◆ **Work to complete**:
All pictures are to be excluded when the data below is output verbatim.

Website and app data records

%%

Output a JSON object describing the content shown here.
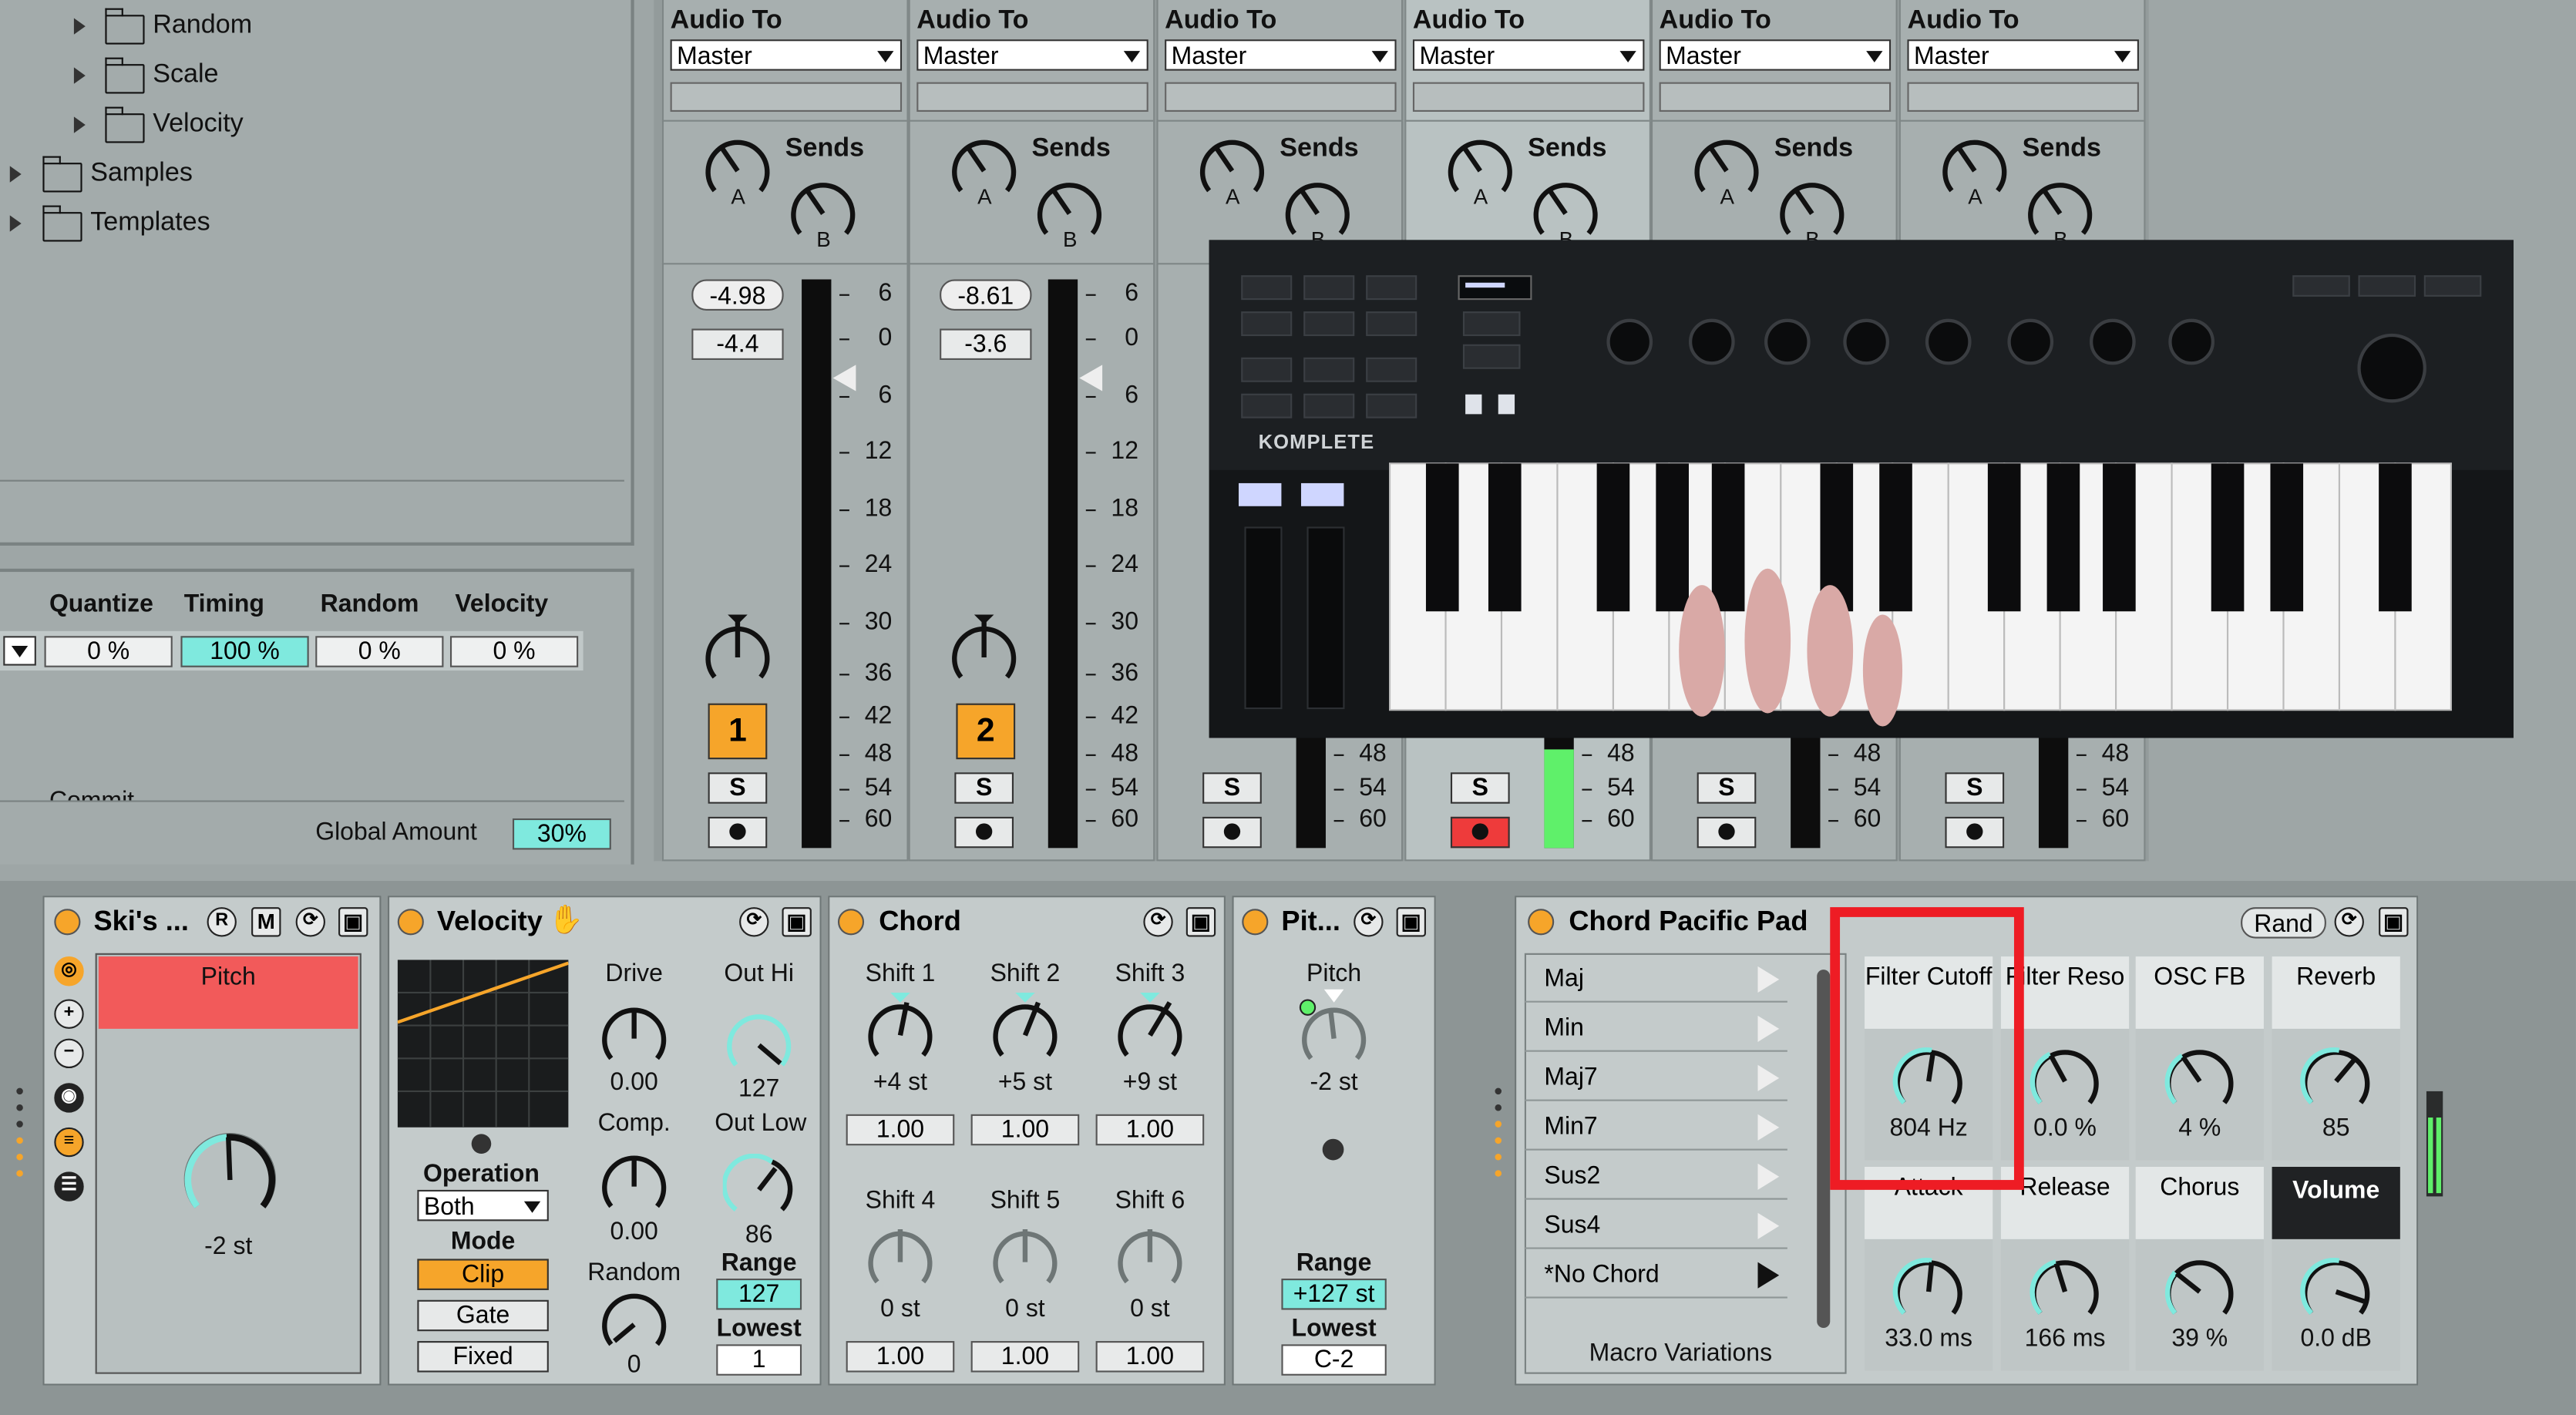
{
  "browser": {
    "items": [
      {
        "label": "Random"
      },
      {
        "label": "Scale"
      },
      {
        "label": "Velocity"
      },
      {
        "label": "Samples"
      },
      {
        "label": "Templates"
      }
    ]
  },
  "groove": {
    "headers": [
      "Quantize",
      "Timing",
      "Random",
      "Velocity"
    ],
    "values": [
      "0 %",
      "100 %",
      "0 %",
      "0 %"
    ],
    "global_amount_label": "Global Amount",
    "global_amount_value": "30%",
    "partial_label": "Commit"
  },
  "mixer": {
    "audio_to_label": "Audio To",
    "output": "Master",
    "sends_label": "Sends",
    "send_a": "A",
    "send_b": "B",
    "solo_label": "S",
    "meter_ticks": [
      "6",
      "0",
      "6",
      "12",
      "18",
      "24",
      "30",
      "36",
      "42",
      "48",
      "54",
      "60"
    ],
    "meter_ticks_lower": [
      "48",
      "54",
      "60"
    ],
    "tracks": [
      {
        "number": "1",
        "peak": "-4.98",
        "volume": "-4.4"
      },
      {
        "number": "2",
        "peak": "-8.61",
        "volume": "-3.6"
      }
    ]
  },
  "video_overlay": {
    "brand": "KOMPLETE"
  },
  "devices": {
    "ski": {
      "title": "Ski's ...",
      "btn_r": "R",
      "btn_m": "M",
      "macro_label": "Pitch",
      "macro_value": "-2 st"
    },
    "velocity": {
      "title": "Velocity",
      "drive_label": "Drive",
      "drive_value": "0.00",
      "comp_label": "Comp.",
      "comp_value": "0.00",
      "random_label": "Random",
      "random_value": "0",
      "out_hi_label": "Out Hi",
      "out_hi_value": "127",
      "out_low_label": "Out Low",
      "out_low_value": "86",
      "operation_label": "Operation",
      "operation_value": "Both",
      "mode_label": "Mode",
      "mode_options": [
        "Clip",
        "Gate",
        "Fixed"
      ],
      "range_label": "Range",
      "range_value": "127",
      "lowest_label": "Lowest",
      "lowest_value": "1"
    },
    "chord": {
      "title": "Chord",
      "shifts": [
        {
          "label": "Shift 1",
          "value": "+4 st",
          "vel": "1.00"
        },
        {
          "label": "Shift 2",
          "value": "+5 st",
          "vel": "1.00"
        },
        {
          "label": "Shift 3",
          "value": "+9 st",
          "vel": "1.00"
        },
        {
          "label": "Shift 4",
          "value": "0 st",
          "vel": "1.00"
        },
        {
          "label": "Shift 5",
          "value": "0 st",
          "vel": "1.00"
        },
        {
          "label": "Shift 6",
          "value": "0 st",
          "vel": "1.00"
        }
      ]
    },
    "pitch": {
      "title": "Pit...",
      "pitch_label": "Pitch",
      "pitch_value": "-2 st",
      "range_label": "Range",
      "range_value": "+127 st",
      "lowest_label": "Lowest",
      "lowest_value": "C-2"
    },
    "rack": {
      "title": "Chord Pacific Pad",
      "rand_label": "Rand",
      "variations": [
        "Maj",
        "Min",
        "Maj7",
        "Min7",
        "Sus2",
        "Sus4",
        "*No Chord"
      ],
      "variations_label": "Macro Variations",
      "macros": [
        {
          "label": "Filter Cutoff",
          "value": "804 Hz"
        },
        {
          "label": "Filter Reso",
          "value": "0.0 %"
        },
        {
          "label": "OSC FB",
          "value": "4 %"
        },
        {
          "label": "Reverb",
          "value": "85"
        },
        {
          "label": "Attack",
          "value": "33.0 ms"
        },
        {
          "label": "Release",
          "value": "166 ms"
        },
        {
          "label": "Chorus",
          "value": "39 %"
        },
        {
          "label": "Volume",
          "value": "0.0 dB"
        }
      ]
    }
  },
  "colors": {
    "accent_orange": "#f6a52a",
    "accent_cyan": "#7fe9de",
    "highlight_red": "#ee1c24",
    "pitch_red": "#f25a5a"
  }
}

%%

◆ **Finished task**:
Output a JSON object describing the content shown here.
{
  "browser": {
    "items": [
      {
        "label": "Random"
      },
      {
        "label": "Scale"
      },
      {
        "label": "Velocity"
      },
      {
        "label": "Samples"
      },
      {
        "label": "Templates"
      }
    ]
  },
  "groove": {
    "headers": [
      "Quantize",
      "Timing",
      "Random",
      "Velocity"
    ],
    "values": [
      "0 %",
      "100 %",
      "0 %",
      "0 %"
    ],
    "global_amount_label": "Global Amount",
    "global_amount_value": "30%",
    "partial_label": "Commit"
  },
  "mixer": {
    "audio_to_label": "Audio To",
    "output": "Master",
    "sends_label": "Sends",
    "send_a": "A",
    "send_b": "B",
    "solo_label": "S",
    "meter_ticks": [
      "6",
      "0",
      "6",
      "12",
      "18",
      "24",
      "30",
      "36",
      "42",
      "48",
      "54",
      "60"
    ],
    "meter_ticks_lower": [
      "48",
      "54",
      "60"
    ],
    "tracks": [
      {
        "number": "1",
        "peak": "-4.98",
        "volume": "-4.4"
      },
      {
        "number": "2",
        "peak": "-8.61",
        "volume": "-3.6"
      }
    ]
  },
  "video_overlay": {
    "brand": "KOMPLETE"
  },
  "devices": {
    "ski": {
      "title": "Ski's ...",
      "btn_r": "R",
      "btn_m": "M",
      "macro_label": "Pitch",
      "macro_value": "-2 st"
    },
    "velocity": {
      "title": "Velocity",
      "drive_label": "Drive",
      "drive_value": "0.00",
      "comp_label": "Comp.",
      "comp_value": "0.00",
      "random_label": "Random",
      "random_value": "0",
      "out_hi_label": "Out Hi",
      "out_hi_value": "127",
      "out_low_label": "Out Low",
      "out_low_value": "86",
      "operation_label": "Operation",
      "operation_value": "Both",
      "mode_label": "Mode",
      "mode_options": [
        "Clip",
        "Gate",
        "Fixed"
      ],
      "range_label": "Range",
      "range_value": "127",
      "lowest_label": "Lowest",
      "lowest_value": "1"
    },
    "chord": {
      "title": "Chord",
      "shifts": [
        {
          "label": "Shift 1",
          "value": "+4 st",
          "vel": "1.00"
        },
        {
          "label": "Shift 2",
          "value": "+5 st",
          "vel": "1.00"
        },
        {
          "label": "Shift 3",
          "value": "+9 st",
          "vel": "1.00"
        },
        {
          "label": "Shift 4",
          "value": "0 st",
          "vel": "1.00"
        },
        {
          "label": "Shift 5",
          "value": "0 st",
          "vel": "1.00"
        },
        {
          "label": "Shift 6",
          "value": "0 st",
          "vel": "1.00"
        }
      ]
    },
    "pitch": {
      "title": "Pit...",
      "pitch_label": "Pitch",
      "pitch_value": "-2 st",
      "range_label": "Range",
      "range_value": "+127 st",
      "lowest_label": "Lowest",
      "lowest_value": "C-2"
    },
    "rack": {
      "title": "Chord Pacific Pad",
      "rand_label": "Rand",
      "variations": [
        "Maj",
        "Min",
        "Maj7",
        "Min7",
        "Sus2",
        "Sus4",
        "*No Chord"
      ],
      "variations_label": "Macro Variations",
      "macros": [
        {
          "label": "Filter Cutoff",
          "value": "804 Hz"
        },
        {
          "label": "Filter Reso",
          "value": "0.0 %"
        },
        {
          "label": "OSC FB",
          "value": "4 %"
        },
        {
          "label": "Reverb",
          "value": "85"
        },
        {
          "label": "Attack",
          "value": "33.0 ms"
        },
        {
          "label": "Release",
          "value": "166 ms"
        },
        {
          "label": "Chorus",
          "value": "39 %"
        },
        {
          "label": "Volume",
          "value": "0.0 dB"
        }
      ]
    }
  },
  "colors": {
    "accent_orange": "#f6a52a",
    "accent_cyan": "#7fe9de",
    "highlight_red": "#ee1c24",
    "pitch_red": "#f25a5a"
  }
}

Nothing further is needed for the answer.